people of the day, and ever since then the gallant Newton and the undaunted
Jasper have been standing staunchly side by side--even thought the one
man who undoubtedly knew the true facts said it simply wasn't so.
That was Brigadier General Peter Horry, whose own name was on the book's
title page along with that of Weems. Horry had written and given
to Weems a sketch history of Marion's brigade, and the redoubtable Parson
had promised to get it published. Horry had admonished him "not to
alter the sense or meaning of my work, least when it came out I might not
know it; and, perverted, it might convey a very different meaning from
When the book appeared, Horry was horrified.
He wrote to Weems, ". . . You have carved and mutilated it . . . Most certainly
'tis not MY history, but YOUR romance." Horry's indignant disavowels
went unnoticed by a public that would not be denied its heroes. In
the years after the book was published--for the most part between 1820
and 1850--new towns and counties springing up all over America adopted
the names of one or the other of Weems's bold sergeants.
In William Jasper, at least, the public was not
entirely deluded. He was a bona fide hero, whom General William Moultrie
called a "brave, active, stout, strong, enterprising man, and a very great
partizan," and "a perfect Proteus in his ability to alter his appearance."
He held a roving commission as a scout and part-time spy, but mostly he
is remembered for rescuing his regimental banner during the bombardment
of Fort Sullivan (later called Moultrie) in 1776, after which new colors
were presented to the regiment by a Mrs. Susanna Elliot, Jasper died defending
them during the siege of Savannah.
Weems seems to have used his imagination freely
in creating that "blessed angel" of the fiery eye and brave demeanor, Sergeant
Newton. He said that Newton was Jasper's "particular friend . . .
son of an old Baptist preacher and a young fellow for strength and courage,
just about a good match for Jasper himself." But Horry, uselessly
of course, wrote: "Jasper was an Honest Man; but Newton was a Thief &
a Villain." Since neither Weems nor Horry gave Newton a first name,
it is hard to prove just who he was. Four Newtons served with the
regiment, but two were fifers and another a private. The only Sergeant
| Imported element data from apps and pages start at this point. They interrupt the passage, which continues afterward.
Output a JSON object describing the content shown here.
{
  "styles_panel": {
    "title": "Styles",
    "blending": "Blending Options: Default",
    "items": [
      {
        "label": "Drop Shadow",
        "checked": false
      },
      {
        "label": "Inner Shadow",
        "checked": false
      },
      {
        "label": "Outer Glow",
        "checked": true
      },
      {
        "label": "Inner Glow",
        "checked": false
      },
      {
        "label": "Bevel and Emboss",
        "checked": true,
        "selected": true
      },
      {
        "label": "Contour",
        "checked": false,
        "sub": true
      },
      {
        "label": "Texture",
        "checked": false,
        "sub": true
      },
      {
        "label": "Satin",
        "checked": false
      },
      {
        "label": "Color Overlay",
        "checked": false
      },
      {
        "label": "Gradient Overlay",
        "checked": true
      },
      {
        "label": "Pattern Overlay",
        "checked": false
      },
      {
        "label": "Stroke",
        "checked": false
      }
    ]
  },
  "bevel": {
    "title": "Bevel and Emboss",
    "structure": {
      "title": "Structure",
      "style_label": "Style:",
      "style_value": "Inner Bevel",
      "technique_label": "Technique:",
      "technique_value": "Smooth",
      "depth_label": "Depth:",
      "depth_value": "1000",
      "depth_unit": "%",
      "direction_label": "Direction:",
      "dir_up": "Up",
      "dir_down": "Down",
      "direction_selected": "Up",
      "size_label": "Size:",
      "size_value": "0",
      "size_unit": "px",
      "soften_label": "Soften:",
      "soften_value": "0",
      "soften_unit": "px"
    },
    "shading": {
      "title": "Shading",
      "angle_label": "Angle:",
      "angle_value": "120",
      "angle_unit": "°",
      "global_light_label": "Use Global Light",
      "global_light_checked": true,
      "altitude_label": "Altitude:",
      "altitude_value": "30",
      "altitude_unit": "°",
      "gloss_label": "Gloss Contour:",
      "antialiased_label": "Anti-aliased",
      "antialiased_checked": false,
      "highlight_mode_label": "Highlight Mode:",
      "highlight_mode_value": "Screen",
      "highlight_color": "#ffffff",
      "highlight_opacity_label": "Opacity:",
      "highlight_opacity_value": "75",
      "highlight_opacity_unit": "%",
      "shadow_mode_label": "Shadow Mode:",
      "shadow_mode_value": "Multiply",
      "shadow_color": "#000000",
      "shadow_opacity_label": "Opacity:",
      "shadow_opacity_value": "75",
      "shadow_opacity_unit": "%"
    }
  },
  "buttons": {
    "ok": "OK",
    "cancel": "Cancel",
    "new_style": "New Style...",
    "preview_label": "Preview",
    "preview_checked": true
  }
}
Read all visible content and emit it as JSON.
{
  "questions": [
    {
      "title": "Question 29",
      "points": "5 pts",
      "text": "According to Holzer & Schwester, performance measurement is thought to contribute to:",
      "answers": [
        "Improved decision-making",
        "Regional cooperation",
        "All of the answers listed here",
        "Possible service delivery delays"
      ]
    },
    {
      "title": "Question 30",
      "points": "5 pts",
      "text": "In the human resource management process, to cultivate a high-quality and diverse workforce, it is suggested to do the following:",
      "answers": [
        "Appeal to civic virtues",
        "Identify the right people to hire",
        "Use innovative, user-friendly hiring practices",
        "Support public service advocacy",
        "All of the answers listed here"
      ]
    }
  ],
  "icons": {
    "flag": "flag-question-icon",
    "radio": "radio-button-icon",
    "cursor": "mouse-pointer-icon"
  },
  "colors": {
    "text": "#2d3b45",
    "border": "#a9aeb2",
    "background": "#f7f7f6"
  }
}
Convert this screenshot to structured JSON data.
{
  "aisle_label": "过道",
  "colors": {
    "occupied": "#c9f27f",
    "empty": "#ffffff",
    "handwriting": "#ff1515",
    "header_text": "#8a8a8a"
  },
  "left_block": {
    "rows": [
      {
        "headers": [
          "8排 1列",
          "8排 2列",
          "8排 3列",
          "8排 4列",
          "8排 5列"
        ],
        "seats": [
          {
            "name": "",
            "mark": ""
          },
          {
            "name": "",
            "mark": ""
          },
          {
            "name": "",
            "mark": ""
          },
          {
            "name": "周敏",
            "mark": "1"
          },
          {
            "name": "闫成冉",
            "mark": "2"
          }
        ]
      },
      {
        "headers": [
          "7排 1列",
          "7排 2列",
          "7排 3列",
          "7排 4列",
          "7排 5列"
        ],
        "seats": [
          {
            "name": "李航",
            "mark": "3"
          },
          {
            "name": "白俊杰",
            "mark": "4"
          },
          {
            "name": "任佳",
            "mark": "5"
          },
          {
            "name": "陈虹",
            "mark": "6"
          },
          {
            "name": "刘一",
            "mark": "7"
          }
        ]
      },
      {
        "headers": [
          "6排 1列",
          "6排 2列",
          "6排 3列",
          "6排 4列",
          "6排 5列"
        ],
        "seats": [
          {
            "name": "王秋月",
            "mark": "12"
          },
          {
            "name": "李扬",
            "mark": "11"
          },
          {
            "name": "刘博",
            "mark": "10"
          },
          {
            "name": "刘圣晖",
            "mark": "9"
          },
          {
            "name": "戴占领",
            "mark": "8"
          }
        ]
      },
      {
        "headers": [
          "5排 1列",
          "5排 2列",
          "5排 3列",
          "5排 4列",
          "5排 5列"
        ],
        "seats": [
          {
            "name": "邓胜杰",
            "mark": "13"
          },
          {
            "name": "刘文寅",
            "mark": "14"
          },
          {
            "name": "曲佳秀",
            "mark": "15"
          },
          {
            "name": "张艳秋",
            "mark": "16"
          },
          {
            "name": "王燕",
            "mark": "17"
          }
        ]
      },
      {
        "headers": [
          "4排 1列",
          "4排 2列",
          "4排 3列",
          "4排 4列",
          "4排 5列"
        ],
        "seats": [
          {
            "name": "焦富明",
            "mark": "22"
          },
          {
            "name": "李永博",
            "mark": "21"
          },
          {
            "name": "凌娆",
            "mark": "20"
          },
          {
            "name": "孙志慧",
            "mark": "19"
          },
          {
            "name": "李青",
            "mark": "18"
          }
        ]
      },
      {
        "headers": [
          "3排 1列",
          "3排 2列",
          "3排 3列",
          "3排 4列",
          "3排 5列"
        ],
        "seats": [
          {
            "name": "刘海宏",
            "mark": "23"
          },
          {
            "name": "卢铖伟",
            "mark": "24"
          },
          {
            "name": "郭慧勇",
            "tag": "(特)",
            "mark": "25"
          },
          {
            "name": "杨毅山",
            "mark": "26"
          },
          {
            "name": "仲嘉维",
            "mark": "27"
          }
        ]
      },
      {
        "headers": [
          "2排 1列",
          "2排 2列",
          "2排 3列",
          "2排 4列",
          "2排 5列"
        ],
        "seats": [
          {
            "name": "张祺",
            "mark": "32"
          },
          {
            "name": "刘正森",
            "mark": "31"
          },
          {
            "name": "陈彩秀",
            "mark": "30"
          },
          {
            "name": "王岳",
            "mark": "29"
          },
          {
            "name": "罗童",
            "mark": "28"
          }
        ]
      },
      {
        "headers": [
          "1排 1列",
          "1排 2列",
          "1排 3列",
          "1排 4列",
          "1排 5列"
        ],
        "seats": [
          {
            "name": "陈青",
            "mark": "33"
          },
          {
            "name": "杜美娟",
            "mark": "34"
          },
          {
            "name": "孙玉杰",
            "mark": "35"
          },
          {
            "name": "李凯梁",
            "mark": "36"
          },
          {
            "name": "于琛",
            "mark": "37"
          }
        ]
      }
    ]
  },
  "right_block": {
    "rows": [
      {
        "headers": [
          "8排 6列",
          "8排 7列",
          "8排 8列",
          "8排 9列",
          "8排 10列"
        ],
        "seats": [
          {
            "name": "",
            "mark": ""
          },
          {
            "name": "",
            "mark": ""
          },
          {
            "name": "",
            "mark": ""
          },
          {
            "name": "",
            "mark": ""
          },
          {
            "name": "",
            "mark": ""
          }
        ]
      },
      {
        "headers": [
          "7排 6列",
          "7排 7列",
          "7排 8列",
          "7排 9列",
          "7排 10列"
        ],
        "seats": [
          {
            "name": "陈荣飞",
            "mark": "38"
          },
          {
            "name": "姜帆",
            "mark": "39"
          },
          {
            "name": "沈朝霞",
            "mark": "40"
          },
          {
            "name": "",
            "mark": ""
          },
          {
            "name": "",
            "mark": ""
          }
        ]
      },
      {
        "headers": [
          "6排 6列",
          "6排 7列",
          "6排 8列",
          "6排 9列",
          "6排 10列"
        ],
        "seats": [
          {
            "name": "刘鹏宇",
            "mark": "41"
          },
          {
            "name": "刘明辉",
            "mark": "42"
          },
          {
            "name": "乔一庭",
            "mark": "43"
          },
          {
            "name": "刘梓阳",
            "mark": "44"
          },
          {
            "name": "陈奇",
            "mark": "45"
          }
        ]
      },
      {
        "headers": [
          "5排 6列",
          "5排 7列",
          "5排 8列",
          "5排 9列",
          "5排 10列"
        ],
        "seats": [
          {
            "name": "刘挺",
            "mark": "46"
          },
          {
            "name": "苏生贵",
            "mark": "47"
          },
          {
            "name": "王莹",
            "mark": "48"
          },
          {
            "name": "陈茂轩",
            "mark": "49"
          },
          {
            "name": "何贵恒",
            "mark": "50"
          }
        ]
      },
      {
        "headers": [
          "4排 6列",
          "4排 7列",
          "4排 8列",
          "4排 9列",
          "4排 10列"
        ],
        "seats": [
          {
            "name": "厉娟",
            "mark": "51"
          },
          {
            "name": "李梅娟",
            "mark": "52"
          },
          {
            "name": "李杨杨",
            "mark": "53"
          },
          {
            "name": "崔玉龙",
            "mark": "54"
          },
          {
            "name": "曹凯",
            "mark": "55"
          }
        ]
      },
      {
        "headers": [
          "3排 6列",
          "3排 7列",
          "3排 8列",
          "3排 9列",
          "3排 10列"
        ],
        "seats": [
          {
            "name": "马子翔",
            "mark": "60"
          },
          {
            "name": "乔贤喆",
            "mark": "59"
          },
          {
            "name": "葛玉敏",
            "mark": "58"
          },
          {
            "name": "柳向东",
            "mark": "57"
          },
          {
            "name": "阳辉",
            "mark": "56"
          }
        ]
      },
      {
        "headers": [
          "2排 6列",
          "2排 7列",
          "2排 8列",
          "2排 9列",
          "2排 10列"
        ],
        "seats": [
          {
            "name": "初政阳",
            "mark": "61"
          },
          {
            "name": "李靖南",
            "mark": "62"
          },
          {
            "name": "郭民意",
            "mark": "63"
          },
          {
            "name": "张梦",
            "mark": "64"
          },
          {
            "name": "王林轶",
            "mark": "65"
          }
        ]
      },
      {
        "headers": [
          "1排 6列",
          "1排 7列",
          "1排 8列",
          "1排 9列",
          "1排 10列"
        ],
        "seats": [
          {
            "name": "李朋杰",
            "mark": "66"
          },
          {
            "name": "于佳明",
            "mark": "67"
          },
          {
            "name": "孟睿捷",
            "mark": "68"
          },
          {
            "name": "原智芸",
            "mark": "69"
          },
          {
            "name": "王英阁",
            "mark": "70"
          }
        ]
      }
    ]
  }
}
Newton--his name was John--was discharged on April 17, 1778, a year before
the alleged exploit at Savannah.
The inscription on the Jasper Monument in Savannah
doesn't mention Sergeant Newton, but his name does appear on a marker that
now stands a few miles west of Savannah at Jasper Spring, the site of the
alleged incident. All later writings seem to take Weems's book as
the ultimate source of the incident, but perhaps the basis for the entire
story was this excerpt from an article in the Virginia Gazette of
May 15, 1779: "The brave Sergeant with another seargeant, crossed Savannah
River, took, and brought to Major General Lincoln's headquarters, two Captains,
named Scott and Young, of the British troops in Georgia."
It is unlikely that we will ever know the real truth
of the matter, and it doesn't seem quite fair to the memory of General
Horry. Weems was applauded for his writing, Jasper and Newton were
honored throughout the land, but Horry had just one little county in South
Carolina named after him. And after all, it was his notes, mightily
improved upon by the Parson, that started the whole thing.
Mrs. Lou Ann Everett, a former reporter for the Tulsa
now lives in Sand Springs, Oklahoma, where she and her husband publish
a weekly newspaper, the Times, and a national fox-hunting monthly
called The Hunter's Horn.
[This article appeared in the December, 1958, American Heritage.
It has been reprinted on the Web, without permission, in reply to a question
raised on the Roadmaps-L mailing list. It's appearance here is temporary.
Unreadable due to the page split in the above image are Marion, Wisconsin,
and Newton, Mississippi. Parson Weems was behind a whole slew of
myths about early American history which will apparently haunt us
forever. --16 July, 2000]